Demography experts say the changes made in the National Jewish Population Survey 2000 methodology may make it impossible to compare 1990s reality to today’s.
Several potentially important alterations were made to the interview questions, they said, and there are “methodological consequences related to the way people are interviewed,” said Egon Mayer, chairman of the sociology department at Brooklyn College and a member of the NJPS 2000 technical advisory committee.
The 1990 study questions were part of an omnibus survey in which respondents were asked about anything from beer preference to voting patterns.
This time, the NJPS was a focused study conducted over one year and devoted solely to questions about Jewish identity and behavior.
Some, including Barry Kosmin, who directed the 1990 NJPS and now works as director of the Institute for Jewish Policy Research in London, say that embedding Jewish identity questions into an omnibus survey is more likely to elicit truthful answers than in a “focused” study.

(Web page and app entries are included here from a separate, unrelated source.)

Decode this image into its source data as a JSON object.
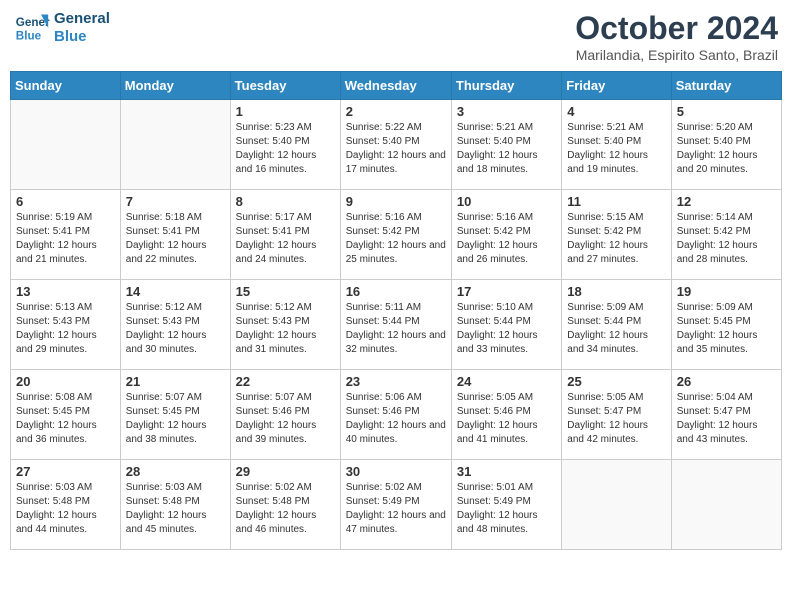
{
  "header": {
    "logo_line1": "General",
    "logo_line2": "Blue",
    "month": "October 2024",
    "location": "Marilandia, Espirito Santo, Brazil"
  },
  "weekdays": [
    "Sunday",
    "Monday",
    "Tuesday",
    "Wednesday",
    "Thursday",
    "Friday",
    "Saturday"
  ],
  "weeks": [
    [
      {
        "day": "",
        "info": ""
      },
      {
        "day": "",
        "info": ""
      },
      {
        "day": "1",
        "info": "Sunrise: 5:23 AM\nSunset: 5:40 PM\nDaylight: 12 hours and 16 minutes."
      },
      {
        "day": "2",
        "info": "Sunrise: 5:22 AM\nSunset: 5:40 PM\nDaylight: 12 hours and 17 minutes."
      },
      {
        "day": "3",
        "info": "Sunrise: 5:21 AM\nSunset: 5:40 PM\nDaylight: 12 hours and 18 minutes."
      },
      {
        "day": "4",
        "info": "Sunrise: 5:21 AM\nSunset: 5:40 PM\nDaylight: 12 hours and 19 minutes."
      },
      {
        "day": "5",
        "info": "Sunrise: 5:20 AM\nSunset: 5:40 PM\nDaylight: 12 hours and 20 minutes."
      }
    ],
    [
      {
        "day": "6",
        "info": "Sunrise: 5:19 AM\nSunset: 5:41 PM\nDaylight: 12 hours and 21 minutes."
      },
      {
        "day": "7",
        "info": "Sunrise: 5:18 AM\nSunset: 5:41 PM\nDaylight: 12 hours and 22 minutes."
      },
      {
        "day": "8",
        "info": "Sunrise: 5:17 AM\nSunset: 5:41 PM\nDaylight: 12 hours and 24 minutes."
      },
      {
        "day": "9",
        "info": "Sunrise: 5:16 AM\nSunset: 5:42 PM\nDaylight: 12 hours and 25 minutes."
      },
      {
        "day": "10",
        "info": "Sunrise: 5:16 AM\nSunset: 5:42 PM\nDaylight: 12 hours and 26 minutes."
      },
      {
        "day": "11",
        "info": "Sunrise: 5:15 AM\nSunset: 5:42 PM\nDaylight: 12 hours and 27 minutes."
      },
      {
        "day": "12",
        "info": "Sunrise: 5:14 AM\nSunset: 5:42 PM\nDaylight: 12 hours and 28 minutes."
      }
    ],
    [
      {
        "day": "13",
        "info": "Sunrise: 5:13 AM\nSunset: 5:43 PM\nDaylight: 12 hours and 29 minutes."
      },
      {
        "day": "14",
        "info": "Sunrise: 5:12 AM\nSunset: 5:43 PM\nDaylight: 12 hours and 30 minutes."
      },
      {
        "day": "15",
        "info": "Sunrise: 5:12 AM\nSunset: 5:43 PM\nDaylight: 12 hours and 31 minutes."
      },
      {
        "day": "16",
        "info": "Sunrise: 5:11 AM\nSunset: 5:44 PM\nDaylight: 12 hours and 32 minutes."
      },
      {
        "day": "17",
        "info": "Sunrise: 5:10 AM\nSunset: 5:44 PM\nDaylight: 12 hours and 33 minutes."
      },
      {
        "day": "18",
        "info": "Sunrise: 5:09 AM\nSunset: 5:44 PM\nDaylight: 12 hours and 34 minutes."
      },
      {
        "day": "19",
        "info": "Sunrise: 5:09 AM\nSunset: 5:45 PM\nDaylight: 12 hours and 35 minutes."
      }
    ],
    [
      {
        "day": "20",
        "info": "Sunrise: 5:08 AM\nSunset: 5:45 PM\nDaylight: 12 hours and 36 minutes."
      },
      {
        "day": "21",
        "info": "Sunrise: 5:07 AM\nSunset: 5:45 PM\nDaylight: 12 hours and 38 minutes."
      },
      {
        "day": "22",
        "info": "Sunrise: 5:07 AM\nSunset: 5:46 PM\nDaylight: 12 hours and 39 minutes."
      },
      {
        "day": "23",
        "info": "Sunrise: 5:06 AM\nSunset: 5:46 PM\nDaylight: 12 hours and 40 minutes."
      },
      {
        "day": "24",
        "info": "Sunrise: 5:05 AM\nSunset: 5:46 PM\nDaylight: 12 hours and 41 minutes."
      },
      {
        "day": "25",
        "info": "Sunrise: 5:05 AM\nSunset: 5:47 PM\nDaylight: 12 hours and 42 minutes."
      },
      {
        "day": "26",
        "info": "Sunrise: 5:04 AM\nSunset: 5:47 PM\nDaylight: 12 hours and 43 minutes."
      }
    ],
    [
      {
        "day": "27",
        "info": "Sunrise: 5:03 AM\nSunset: 5:48 PM\nDaylight: 12 hours and 44 minutes."
      },
      {
        "day": "28",
        "info": "Sunrise: 5:03 AM\nSunset: 5:48 PM\nDaylight: 12 hours and 45 minutes."
      },
      {
        "day": "29",
        "info": "Sunrise: 5:02 AM\nSunset: 5:48 PM\nDaylight: 12 hours and 46 minutes."
      },
      {
        "day": "30",
        "info": "Sunrise: 5:02 AM\nSunset: 5:49 PM\nDaylight: 12 hours and 47 minutes."
      },
      {
        "day": "31",
        "info": "Sunrise: 5:01 AM\nSunset: 5:49 PM\nDaylight: 12 hours and 48 minutes."
      },
      {
        "day": "",
        "info": ""
      },
      {
        "day": "",
        "info": ""
      }
    ]
  ]
}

“People know that the Jewish federations are behind the survey and don’t want to be found because they don’t want to get hit up” for contributions, Kosmin said. “People will say ‘I’m not Jewish and neither is my father or grandfather, alav hashalom,” he said, using the Hebrew phrase “peace be upon him,” said when someone has died.
Trimming the “phenomenal cost of a boutique study,” like the $6 million NJPS 2000 (the 1990 study, by comparison, cost about $400,000), led researchers to aim more of the random-digit-dialed phone calls toward heavily populated Jewish areas, with the results then weighted to account for less-populated areas.
But that, acknowledges NJPS 2000 director Jim Schwartz, relies on some “reasonable assumptions” about how many Jews live in a particular area.
The result, said Kosmin, is that people who are not in those areas go uncounted.
The sample now, with roughly 4,700 Jewish respondents, is nearly twice as large as it was in 1990.
But UJC researchers had trouble finding people willing to respond to the entire interview, which on average took 40 minutes, and ended up offering $25 incentive payments to those who did.
“Once you start paying people, there has to be a psychological effect leading people to tell you the answers you want to hear,” Kosmin said.
Moreover, the new survey interviewed only the Jewish members of households with Jews in them, while the 1990 study received information about the Jewish behavior in the home from non-Jewish members, like gentiles married to Jews.
Asking to speak with the Jew in the household when a gentile partner was already on the phone “could have some effect on the kinds of interviews that got completed and those that did not,” Mayer said.
It could be perceived as a slight bias against the non-Jew and in the long run could eliminate a percentage of the intermarried population” because the Jew proved too hard to reach, Mayer said.
In addition, this time there was also more of a “conscious concern” about taking people who really aren’t Jewish, but at first say they are, out of the sample, said Jeff Scheckner, a researcher who was involved in 1990 and, until last summer, on the NJPS 2000.
For example, some people say they are Jewish but when interviewed further explain their response by adding “ ‘because Jesus was a Jew’ or ‘I’m Mormon and we have a kinship with the Jews,’ ” said Scheckner.
“Then there were other cases of people who said ‘my mother was Jewish but we were raised by someone else.’ It was really a tough call sometimes to determine who was and who wasn’t,” Jewish, Scheckner said, but critical in order to determine both the number of Jews and the intermarriage rate.
Each of these changes potentially alters the findings, the experts say, making it difficult to compare findings between the 1990 and 2000 surveys.
Then again, any population study is going to have its flaws, Kosmin said.
“The fact is that the NJPS provides information from a fraction of a community at one point in time — a photograph of 5,000 people. But the fact is that there is a movie of millions playing on the screen,” he said.
Trying to capture all their stories in a population study, Kosmin said, “is a very difficult task to do, and is open to interpretation.”